This blog post has embraced the past tense when talking about blackwork, but the embroidery technique is far from a thing of the past. Blackwork is taught and made all over the world in the twenty-first century. It is such a significant and important needlework technique that it is taught by the Royal School of Needlework as part of their BA (Hons) degree and standalone classes.
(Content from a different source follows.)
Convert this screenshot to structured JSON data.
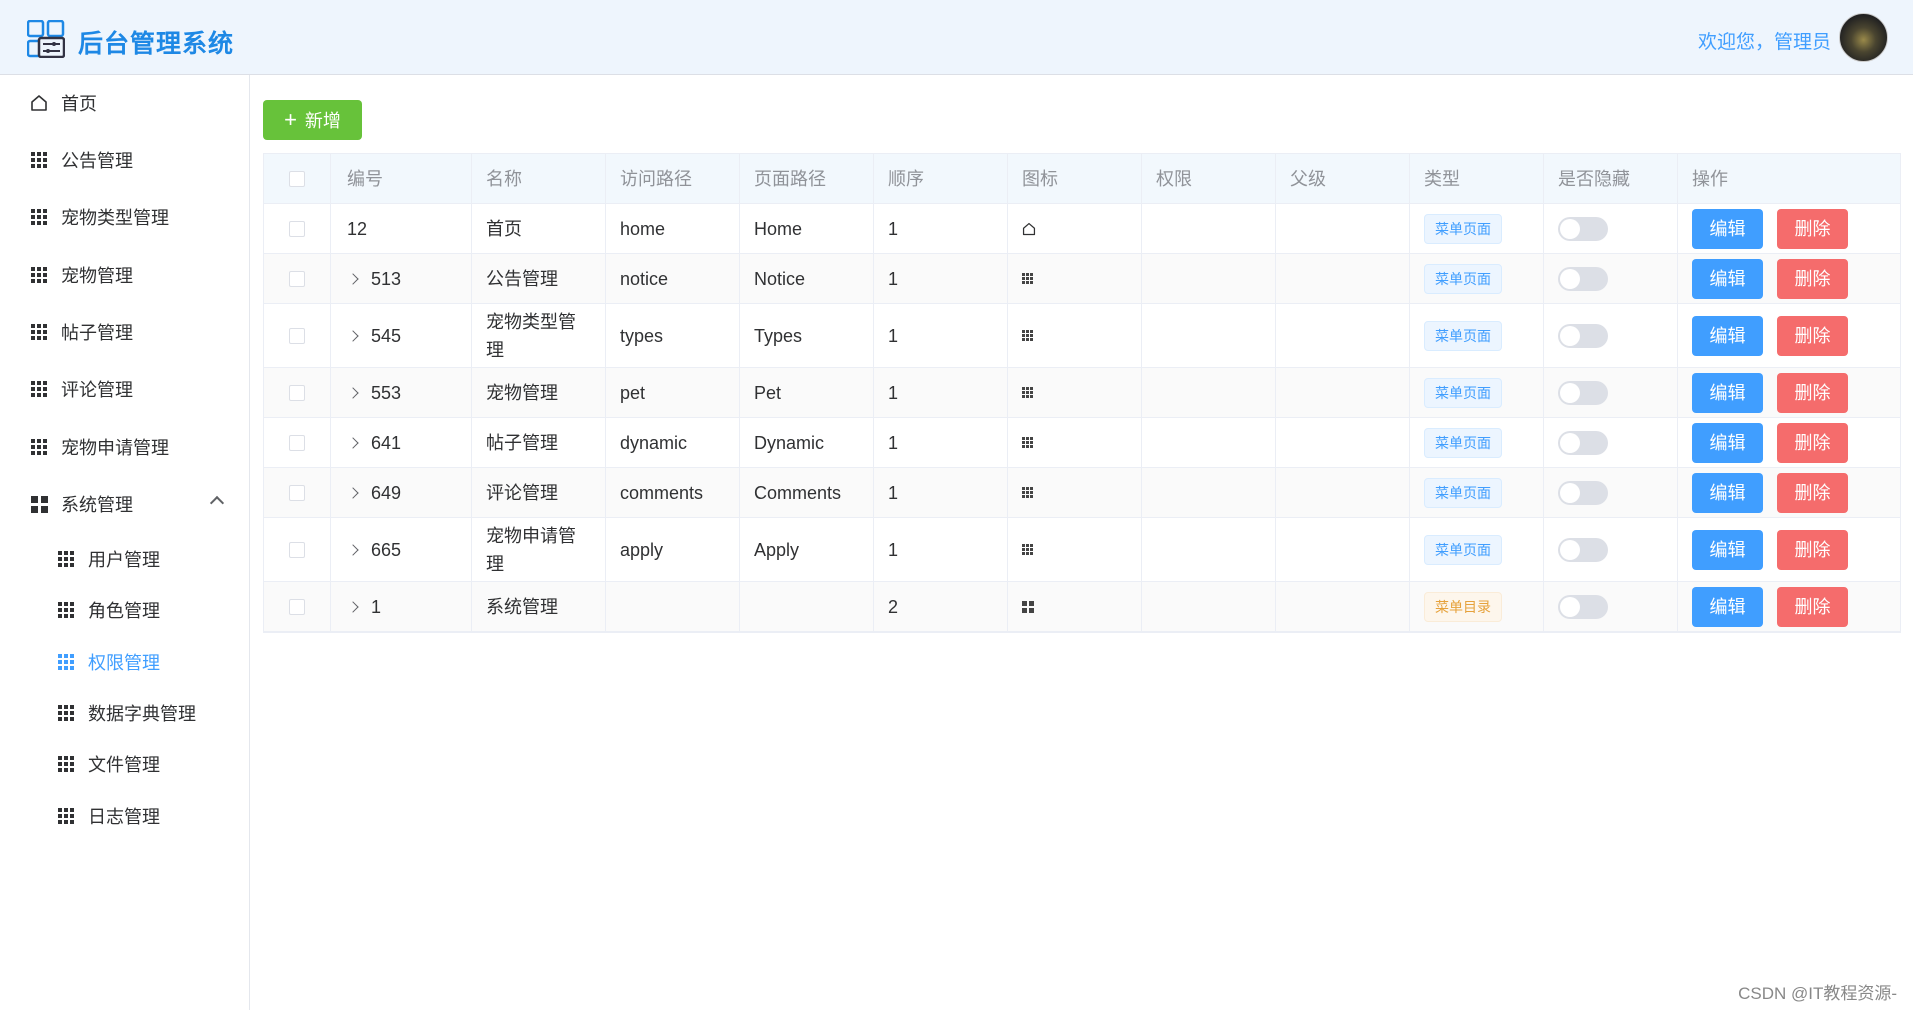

According to the RSN, “Blackwork progressed in the 20th century and the RSN now uses it to portray realism and form through differing densities of thread and pattern to create tonal shading.” The teaching of blackwork by one of the world’s premiere embroidery institutions illustrates just how integral the technique is to a thorough knowledge of modern needlework.
More than 500 years after its spread from Spain to the British Isles and the rest of continental Europe, blackwork may no longer adorn our cuffs, collars, and caps, but it is still very much alive in the hands of needleworkers. Even centuries later, blackwork embroidery still has the ability to transform monochrome threads into precise stitches that create rich, vibrant patterns and designs.
Thank you to Isabella for this overview of blackwork. As you have just read, this amazing and versatile technique is still popular today with people embracing both more traditional and futuristic approaches. And it dates to at least as far back as the eighth century!
Next month Fara Otterbeck will be discussing her reconstruction of an early medieval hood using authentic materials and equipment.
Contact: If you would like to contact Isabella or follow on social media her work, please use one of the links below:
Sew What? podcast
Behn, Aphra. The History of the Nun, or, The Fair Vow-Breaker. London, England: printed for
- Baskerville, 1689.
Kendrick, A.F. English Needlework. London, England: Adam and Charles Black, 1967.
Mayer, Christa C. Textiles in the Art Institute of Chicago. New York, New York: Harry N. Abrams, 1992.
North, Susan. “‘An Instrument of profit, pleasure, and of ornament’: Embroidered Tudor
and Jacobean Dress Accessories.” In Andrew Morrall and Melinda Watt, eds., English Embroidery from the Metropolitan Museum of Art, 15800-1700: ‘Twixt Art and Nature. New Haven, Connecticut: Yale University Press, 2008.
“Waistcoat.” Victoria and Albert Museum. https://collections.vam.ac.uk/item/O137739/jacket-unknown/waistcoat-unknown/.
Great resources for modern blackwork embroidery: